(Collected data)
↓↓↓
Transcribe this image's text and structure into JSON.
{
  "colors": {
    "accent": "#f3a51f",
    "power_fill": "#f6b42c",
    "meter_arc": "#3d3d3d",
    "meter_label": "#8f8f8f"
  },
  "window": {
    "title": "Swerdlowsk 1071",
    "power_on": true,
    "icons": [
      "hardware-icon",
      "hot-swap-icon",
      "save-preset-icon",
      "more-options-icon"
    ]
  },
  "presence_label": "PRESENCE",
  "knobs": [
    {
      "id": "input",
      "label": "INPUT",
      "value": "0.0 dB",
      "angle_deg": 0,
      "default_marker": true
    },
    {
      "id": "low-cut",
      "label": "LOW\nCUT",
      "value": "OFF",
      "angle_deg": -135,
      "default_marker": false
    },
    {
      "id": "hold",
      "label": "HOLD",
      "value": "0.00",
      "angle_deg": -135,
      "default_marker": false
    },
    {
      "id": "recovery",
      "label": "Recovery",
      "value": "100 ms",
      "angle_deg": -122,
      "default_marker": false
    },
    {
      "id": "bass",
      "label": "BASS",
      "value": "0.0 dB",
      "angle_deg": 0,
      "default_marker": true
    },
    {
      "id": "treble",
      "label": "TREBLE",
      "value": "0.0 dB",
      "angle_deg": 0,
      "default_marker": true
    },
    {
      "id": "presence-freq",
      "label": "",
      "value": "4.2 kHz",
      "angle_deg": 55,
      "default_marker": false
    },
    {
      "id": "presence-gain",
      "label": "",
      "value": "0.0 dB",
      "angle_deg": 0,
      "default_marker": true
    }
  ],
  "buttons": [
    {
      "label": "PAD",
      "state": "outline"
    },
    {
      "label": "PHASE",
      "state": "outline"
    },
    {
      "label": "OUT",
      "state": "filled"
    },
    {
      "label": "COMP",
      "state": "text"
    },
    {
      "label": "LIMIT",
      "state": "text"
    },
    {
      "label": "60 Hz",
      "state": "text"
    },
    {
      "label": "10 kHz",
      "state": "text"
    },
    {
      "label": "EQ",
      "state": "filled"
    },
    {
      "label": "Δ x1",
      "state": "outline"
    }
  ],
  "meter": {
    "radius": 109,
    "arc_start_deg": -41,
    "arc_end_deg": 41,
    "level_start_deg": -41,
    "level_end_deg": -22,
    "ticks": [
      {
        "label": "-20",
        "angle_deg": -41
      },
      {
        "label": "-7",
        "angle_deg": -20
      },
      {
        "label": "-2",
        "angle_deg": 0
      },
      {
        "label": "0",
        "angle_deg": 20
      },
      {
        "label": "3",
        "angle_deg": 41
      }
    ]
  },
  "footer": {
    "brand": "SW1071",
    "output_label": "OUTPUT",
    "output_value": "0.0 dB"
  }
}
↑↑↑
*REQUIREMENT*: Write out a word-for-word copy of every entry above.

*WRITTEN RESPONSE*:
Transcribe this image's text and structure into JSON.
{
  "colors": {
    "accent": "#f3a51f",
    "power_fill": "#f6b42c",
    "meter_arc": "#3d3d3d",
    "meter_label": "#8f8f8f"
  },
  "window": {
    "title": "Swerdlowsk 1071",
    "power_on": true,
    "icons": [
      "hardware-icon",
      "hot-swap-icon",
      "save-preset-icon",
      "more-options-icon"
    ]
  },
  "presence_label": "PRESENCE",
  "knobs": [
    {
      "id": "input",
      "label": "INPUT",
      "value": "0.0 dB",
      "angle_deg": 0,
      "default_marker": true
    },
    {
      "id": "low-cut",
      "label": "LOW\nCUT",
      "value": "OFF",
      "angle_deg": -135,
      "default_marker": false
    },
    {
      "id": "hold",
      "label": "HOLD",
      "value": "0.00",
      "angle_deg": -135,
      "default_marker": false
    },
    {
      "id": "recovery",
      "label": "Recovery",
      "value": "100 ms",
      "angle_deg": -122,
      "default_marker": false
    },
    {
      "id": "bass",
      "label": "BASS",
      "value": "0.0 dB",
      "angle_deg": 0,
      "default_marker": true
    },
    {
      "id": "treble",
      "label": "TREBLE",
      "value": "0.0 dB",
      "angle_deg": 0,
      "default_marker": true
    },
    {
      "id": "presence-freq",
      "label": "",
      "value": "4.2 kHz",
      "angle_deg": 55,
      "default_marker": false
    },
    {
      "id": "presence-gain",
      "label": "",
      "value": "0.0 dB",
      "angle_deg": 0,
      "default_marker": true
    }
  ],
  "buttons": [
    {
      "label": "PAD",
      "state": "outline"
    },
    {
      "label": "PHASE",
      "state": "outline"
    },
    {
      "label": "OUT",
      "state": "filled"
    },
    {
      "label": "COMP",
      "state": "text"
    },
    {
      "label": "LIMIT",
      "state": "text"
    },
    {
      "label": "60 Hz",
      "state": "text"
    },
    {
      "label": "10 kHz",
      "state": "text"
    },
    {
      "label": "EQ",
      "state": "filled"
    },
    {
      "label": "Δ x1",
      "state": "outline"
    }
  ],
  "meter": {
    "radius": 109,
    "arc_start_deg": -41,
    "arc_end_deg": 41,
    "level_start_deg": -41,
    "level_end_deg": -22,
    "ticks": [
      {
        "label": "-20",
        "angle_deg": -41
      },
      {
        "label": "-7",
        "angle_deg": -20
      },
      {
        "label": "-2",
        "angle_deg": 0
      },
      {
        "label": "0",
        "angle_deg": 20
      },
      {
        "label": "3",
        "angle_deg": 41
      }
    ]
  },
  "footer": {
    "brand": "SW1071",
    "output_label": "OUTPUT",
    "output_value": "0.0 dB"
  }
}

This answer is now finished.